MoMA will feature emoji in December exhibit

Posted Oct 27, 2016 by Jack Derricourt
Emoji are heading to the Museum of Modern Art in New York City. The MoMA announced on Wednesday that they have added the first set of 176 emoji from 1999 — originally used on Japanese pagers — to their collection.
Japanese artist Shigetaka Kurita's original emoji designs are on show at the Museum of Modern A...
Japanese artist Shigetaka Kurita's original emoji designs are on show at the Museum of Modern Art in New York, home to works by Andy Warhol and Pablo Picasso
Eduardo Munoz Alvarez, AFP
The black and white, 12x12 pixel images were developed by Japanese mobile company NTT DOCOMO in an effort to attract customers. Supervised by Shigetaka Kurita, the team behind the design of a new mobile internet platform featured pixel symbols that drew influence from weather forecasts, street signs and stock symbols from Japanese manga comics. Emoji jumped to a whole new level of cultural saturation when they were translated into Unicode in 2010, and were adopted by Apple into their iOS the following year.
The Museum of Modern Art in New York has acquired the original set of emoji  designed by Shigetaka K...
The Museum of Modern Art in New York has acquired the original set of emoji, designed by Shigetaka Kurita and released to Japanese cellphone users in 1999. (Museum of Modern Art)
© Museum of Modern Art
This is not a wild leap in the dark for the MoMA. They are building on top of their already forward thinking inclusion of electronic art. They added the ‘@’ symbol to their collection in 2010, and possess a large number of video games and digital typefaces as well.
But are emoji really art?
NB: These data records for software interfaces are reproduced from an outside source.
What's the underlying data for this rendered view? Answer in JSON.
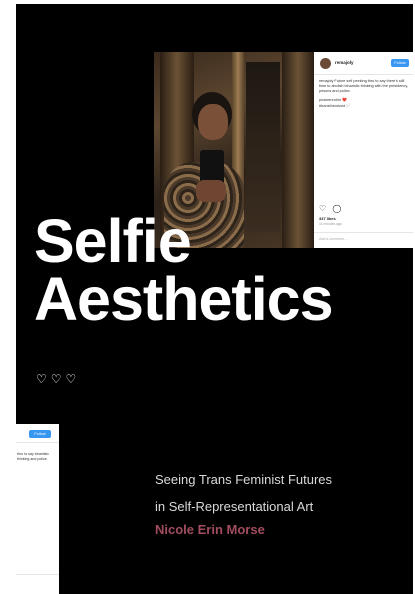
{
  "post_top": {
    "username": "remajoly",
    "follow_label": "Follow",
    "caption": "remajoly Future self peeking thru to say there's still time to abolish binaristic thinking with the presidency, prisons and police.",
    "tags": [
      "picturenrohin ❤️",
      "#transtheorized 🏳️"
    ],
    "actions_icons": "♡ ◯",
    "likes": "337 likes",
    "time": "11 minutes ago",
    "add_comment_placeholder": "Add a comment..."
  },
  "title": {
    "line1": "Selfie",
    "line2": "Aesthetics"
  },
  "hearts": "♡♡♡",
  "post_bottom": {
    "follow_label": "Follow",
    "caption": "thru to say binaristic thinking and police."
  },
  "subtitle": {
    "line1": "Seeing Trans Feminist Futures",
    "line2": "in Self-Representational Art"
  },
  "author": "Nicole Erin Morse",
  "colors": {
    "background": "#000000",
    "author_accent": "#a24d5f",
    "follow_button": "#3897f0"
  }
}
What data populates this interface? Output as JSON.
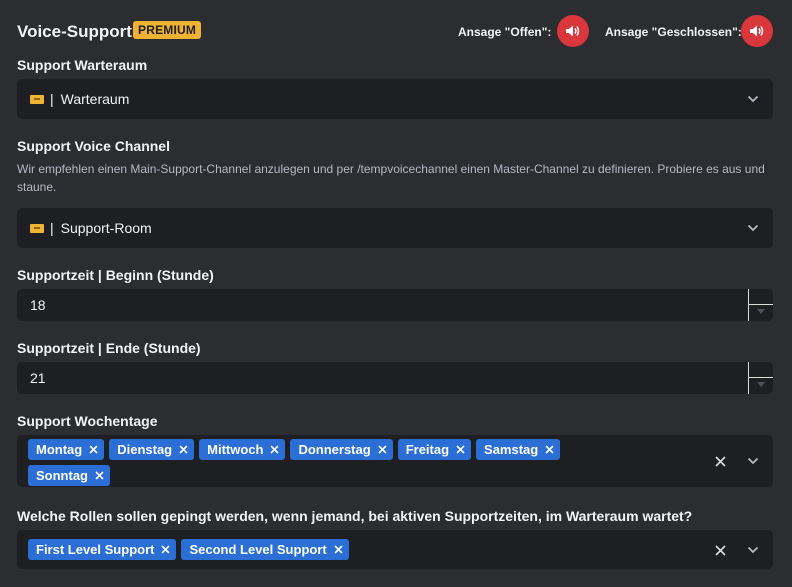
{
  "header": {
    "title": "Voice-Support",
    "badge": "PREMIUM",
    "announce_open_label": "Ansage \"Offen\":",
    "announce_closed_label": "Ansage \"Geschlossen\":"
  },
  "waiting_room": {
    "label": "Support Warteraum",
    "selected_separator": "|",
    "selected": "Warteraum"
  },
  "voice_channel": {
    "label": "Support Voice Channel",
    "description": "Wir empfehlen einen Main-Support-Channel anzulegen und per /tempvoicechannel einen Master-Channel zu definieren. Probiere es aus und staune.",
    "selected_separator": "|",
    "selected": "Support-Room"
  },
  "start_hour": {
    "label": "Supportzeit | Beginn (Stunde)",
    "value": "18"
  },
  "end_hour": {
    "label": "Supportzeit | Ende (Stunde)",
    "value": "21"
  },
  "weekdays": {
    "label": "Support Wochentage",
    "chips": [
      "Montag",
      "Dienstag",
      "Mittwoch",
      "Donnerstag",
      "Freitag",
      "Samstag",
      "Sonntag"
    ]
  },
  "roles": {
    "label": "Welche Rollen sollen gepingt werden, wenn jemand, bei aktiven Supportzeiten, im Warteraum wartet?",
    "chips": [
      "First Level Support",
      "Second Level Support"
    ]
  },
  "colors": {
    "background": "#2b2d31",
    "field": "#1e1f22",
    "chip": "#2b6fd6",
    "badge": "#f0b232",
    "speaker_button": "#da373c"
  },
  "icons": {
    "speaker": "speaker-icon",
    "channel": "channel-icon",
    "chevron": "chevron-down-icon",
    "remove": "close-icon"
  }
}
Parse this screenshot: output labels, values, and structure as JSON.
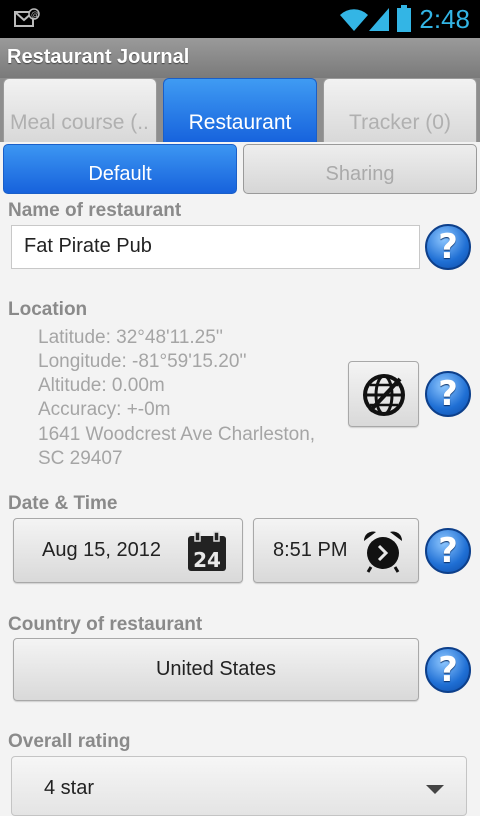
{
  "statusbar": {
    "time": "2:48"
  },
  "titlebar": {
    "title": "Restaurant Journal"
  },
  "tabs": [
    {
      "label": "Meal course (..",
      "active": false
    },
    {
      "label": "Restaurant",
      "active": true
    },
    {
      "label": "Tracker (0)",
      "active": false
    }
  ],
  "subtabs": [
    {
      "label": "Default",
      "active": true
    },
    {
      "label": "Sharing",
      "active": false
    }
  ],
  "restaurant_name": {
    "label": "Name of restaurant",
    "value": "Fat Pirate Pub"
  },
  "location": {
    "label": "Location",
    "latitude": "Latitude: 32°48'11.25''",
    "longitude": "Longitude: -81°59'15.20''",
    "altitude": "Altitude: 0.00m",
    "accuracy": "Accuracy: +-0m",
    "address_line1": "1641 Woodcrest Ave Charleston,",
    "address_line2": "SC 29407"
  },
  "datetime": {
    "label": "Date & Time",
    "date": "Aug 15, 2012",
    "calendar_day": "24",
    "time": "8:51 PM"
  },
  "country": {
    "label": "Country of restaurant",
    "value": "United States"
  },
  "rating": {
    "label": "Overall rating",
    "value": "4 star"
  },
  "help_glyph": "?",
  "colors": {
    "accent_blue": "#1f6fd4",
    "statusbar_text": "#33b5e5"
  }
}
Their function sometimes appears pretty close to their original intent: advertizing and providing basic information like weather updates to a targeted audience. But, as with a lot of digital creations, the world has run with emoji in a totally different direction: they crop up in all kinds of communication online and on mobile platforms, sometimes anchoring the mood of conversation, or punctuating comments made on popular platforms, observed by millions. While they’re certainly not fine art, the options for combination and representation are seemingly infinite. The British Council has developed an app to feature the stories of Shakespeare in emoji form. World famous artists have been represented as emoji, folding the form back on the lineage of art, as it were.
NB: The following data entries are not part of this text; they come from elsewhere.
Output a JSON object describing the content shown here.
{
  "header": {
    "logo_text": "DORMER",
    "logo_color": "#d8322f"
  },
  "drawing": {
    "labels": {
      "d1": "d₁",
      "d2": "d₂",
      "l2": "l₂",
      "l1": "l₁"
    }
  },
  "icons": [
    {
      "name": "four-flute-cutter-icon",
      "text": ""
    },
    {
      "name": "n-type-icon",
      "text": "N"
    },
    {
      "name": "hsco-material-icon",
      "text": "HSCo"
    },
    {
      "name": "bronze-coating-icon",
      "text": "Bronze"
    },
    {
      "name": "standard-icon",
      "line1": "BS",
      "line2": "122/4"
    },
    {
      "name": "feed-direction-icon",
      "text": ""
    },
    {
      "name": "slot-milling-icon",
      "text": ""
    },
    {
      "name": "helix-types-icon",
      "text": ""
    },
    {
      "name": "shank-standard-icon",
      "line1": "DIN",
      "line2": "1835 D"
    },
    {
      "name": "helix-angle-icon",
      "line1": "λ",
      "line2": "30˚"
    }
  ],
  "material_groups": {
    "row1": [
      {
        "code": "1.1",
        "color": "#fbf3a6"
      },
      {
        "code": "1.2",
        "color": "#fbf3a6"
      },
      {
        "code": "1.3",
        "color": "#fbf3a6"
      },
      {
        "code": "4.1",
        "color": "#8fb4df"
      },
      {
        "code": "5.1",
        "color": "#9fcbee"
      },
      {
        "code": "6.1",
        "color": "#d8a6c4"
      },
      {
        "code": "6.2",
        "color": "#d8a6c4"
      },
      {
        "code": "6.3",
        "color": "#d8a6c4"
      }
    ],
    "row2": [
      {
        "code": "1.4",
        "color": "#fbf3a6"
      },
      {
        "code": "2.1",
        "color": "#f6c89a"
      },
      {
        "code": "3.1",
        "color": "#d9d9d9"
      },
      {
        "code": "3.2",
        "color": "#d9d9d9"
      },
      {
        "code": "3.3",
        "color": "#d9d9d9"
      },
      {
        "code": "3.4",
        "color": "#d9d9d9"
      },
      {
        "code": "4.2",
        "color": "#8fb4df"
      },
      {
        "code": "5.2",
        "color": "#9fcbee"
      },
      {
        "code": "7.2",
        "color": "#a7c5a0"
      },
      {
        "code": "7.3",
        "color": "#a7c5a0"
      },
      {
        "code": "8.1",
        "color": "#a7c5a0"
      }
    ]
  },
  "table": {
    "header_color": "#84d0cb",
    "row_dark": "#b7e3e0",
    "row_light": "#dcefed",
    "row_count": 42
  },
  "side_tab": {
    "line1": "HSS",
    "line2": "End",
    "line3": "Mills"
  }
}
The MoMA sees the inclusion of emoji in its collections as a valuable move towards recognizing human expression in an ever-accelerating digital world. They describe the context of emoji in their official press release:
Emoji tap into a long tradition of expressive visual language. Images and patterns have been incorporated within text since antiquity. From ancient examples to, more recently, the work of creative typesetters, these early specimens functioned as a means of augmenting both the expressive content of the text and the overall aesthetic quality of the printed page — and in some cases the icons were the language.
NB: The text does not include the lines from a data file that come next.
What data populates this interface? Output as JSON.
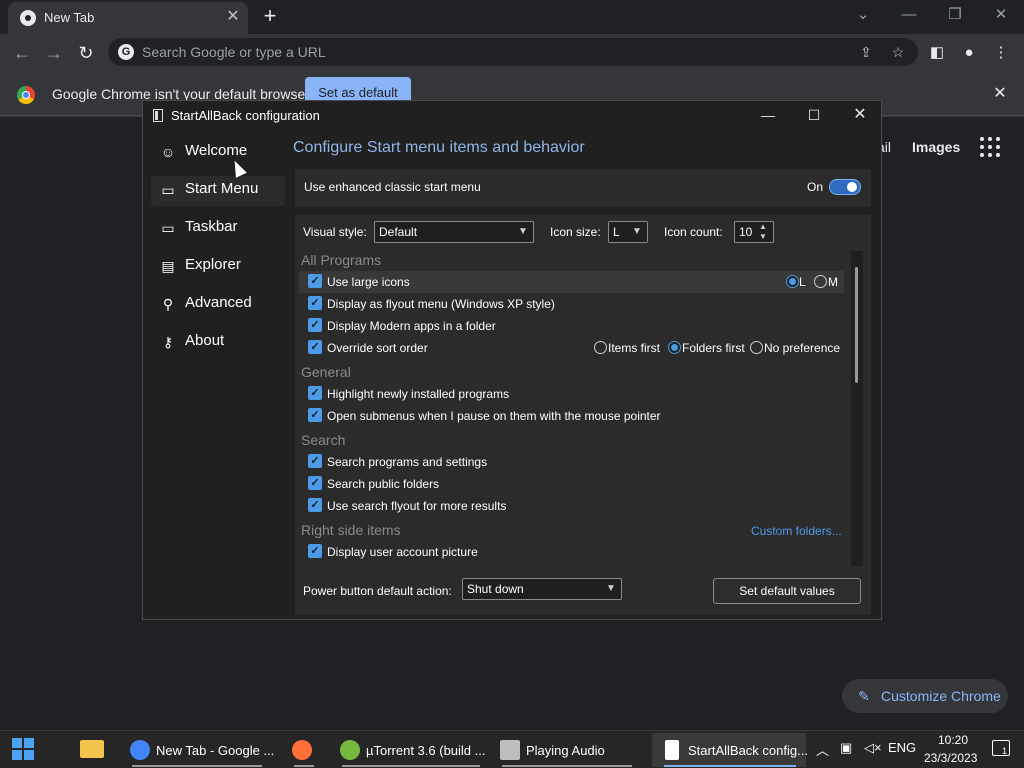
{
  "chrome": {
    "tab_title": "New Tab",
    "tab_close": "✕",
    "new_tab": "+",
    "win_minimize": "—",
    "win_restore": "❐",
    "win_close": "✕",
    "win_tabsearch": "⌄",
    "omnibox_placeholder": "Search Google or type a URL",
    "infobar_text": "Google Chrome isn't your default browser",
    "set_default_label": "Set as default",
    "infobar_close": "✕",
    "gmail": "ail",
    "images": "Images",
    "customize_label": "Customize Chrome",
    "icons": {
      "back": "back-arrow-icon",
      "forward": "forward-arrow-icon",
      "reload": "reload-icon",
      "share": "share-icon",
      "bookmark": "star-icon",
      "sidepanel": "side-panel-icon",
      "profile": "profile-icon",
      "menu": "kebab-menu-icon"
    }
  },
  "dialog": {
    "title": "StartAllBack configuration",
    "nav": [
      {
        "label": "Welcome",
        "icon": "smile-icon"
      },
      {
        "label": "Start Menu",
        "icon": "start-menu-icon"
      },
      {
        "label": "Taskbar",
        "icon": "taskbar-icon"
      },
      {
        "label": "Explorer",
        "icon": "folder-icon"
      },
      {
        "label": "Advanced",
        "icon": "wrench-icon"
      },
      {
        "label": "About",
        "icon": "key-icon"
      }
    ],
    "selected_nav": "Start Menu",
    "heading": "Configure Start menu items and behavior",
    "enhanced_label": "Use enhanced classic start menu",
    "enhanced_state": "On",
    "visual_style_label": "Visual style:",
    "visual_style_value": "Default",
    "icon_size_label": "Icon size:",
    "icon_size_value": "L",
    "icon_count_label": "Icon count:",
    "icon_count_value": "10",
    "groups": {
      "all_programs": "All Programs",
      "general": "General",
      "search": "Search",
      "right_side": "Right side items"
    },
    "options": {
      "large_icons": "Use large icons",
      "flyout": "Display as flyout menu (Windows XP style)",
      "modern_apps": "Display Modern apps in a folder",
      "sort_order": "Override sort order",
      "highlight_new": "Highlight newly installed programs",
      "open_submenus": "Open submenus when I pause on them with the mouse pointer",
      "search_programs": "Search programs and settings",
      "search_public": "Search public folders",
      "search_flyout": "Use search flyout for more results",
      "user_picture": "Display user account picture"
    },
    "icon_size_radio": {
      "l": "L",
      "m": "M",
      "selected": "L"
    },
    "sort_radio": {
      "items_first": "Items first",
      "folders_first": "Folders first",
      "no_pref": "No preference",
      "selected": "Folders first"
    },
    "custom_folders": "Custom folders...",
    "power_label": "Power button default action:",
    "power_value": "Shut down",
    "set_defaults": "Set default values"
  },
  "taskbar": {
    "items": [
      {
        "label": "New Tab - Google ...",
        "icon": "chrome-icon",
        "color": "#4285f4"
      },
      {
        "label": "",
        "icon": "firefox-icon",
        "color": "#ff7139"
      },
      {
        "label": "µTorrent 3.6  (build ...",
        "icon": "utorrent-icon",
        "color": "#76b83f"
      },
      {
        "label": "Playing Audio",
        "icon": "media-player-icon",
        "color": "#bdbdbd"
      },
      {
        "label": "StartAllBack config...",
        "icon": "startallback-icon",
        "color": "#ffffff"
      }
    ],
    "tray_lang": "ENG",
    "clock_time": "10:20",
    "clock_date": "23/3/2023",
    "notification_count": "1"
  }
}
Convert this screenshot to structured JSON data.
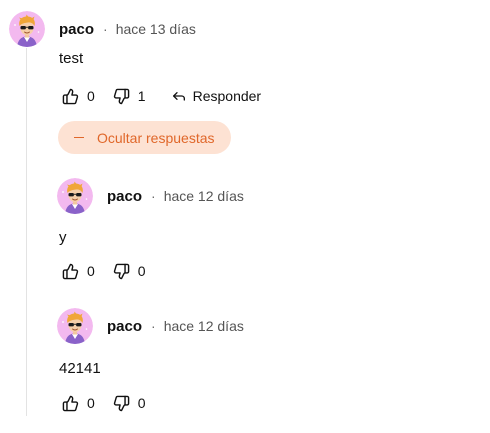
{
  "colors": {
    "accent": "#e0672a",
    "accent_bg": "#fde2d3",
    "avatar_bg": "#f3b9ef"
  },
  "comment": {
    "author": "paco",
    "separator": "·",
    "time": "hace 13 días",
    "text": "test",
    "likes": "0",
    "dislikes": "1",
    "reply_label": "Responder"
  },
  "replies_toggle": {
    "label": "Ocultar respuestas",
    "icon": "minus-icon"
  },
  "replies": [
    {
      "author": "paco",
      "separator": "·",
      "time": "hace 12 días",
      "text": "y",
      "likes": "0",
      "dislikes": "0"
    },
    {
      "author": "paco",
      "separator": "·",
      "time": "hace 12 días",
      "text": "42141",
      "likes": "0",
      "dislikes": "0"
    }
  ]
}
Whether you hate them or love them, there’s no denying that emoji are an integral part of digital communication. The exhibit in the MoMA will open in December and feature both 2D and animated depictions of the emoji.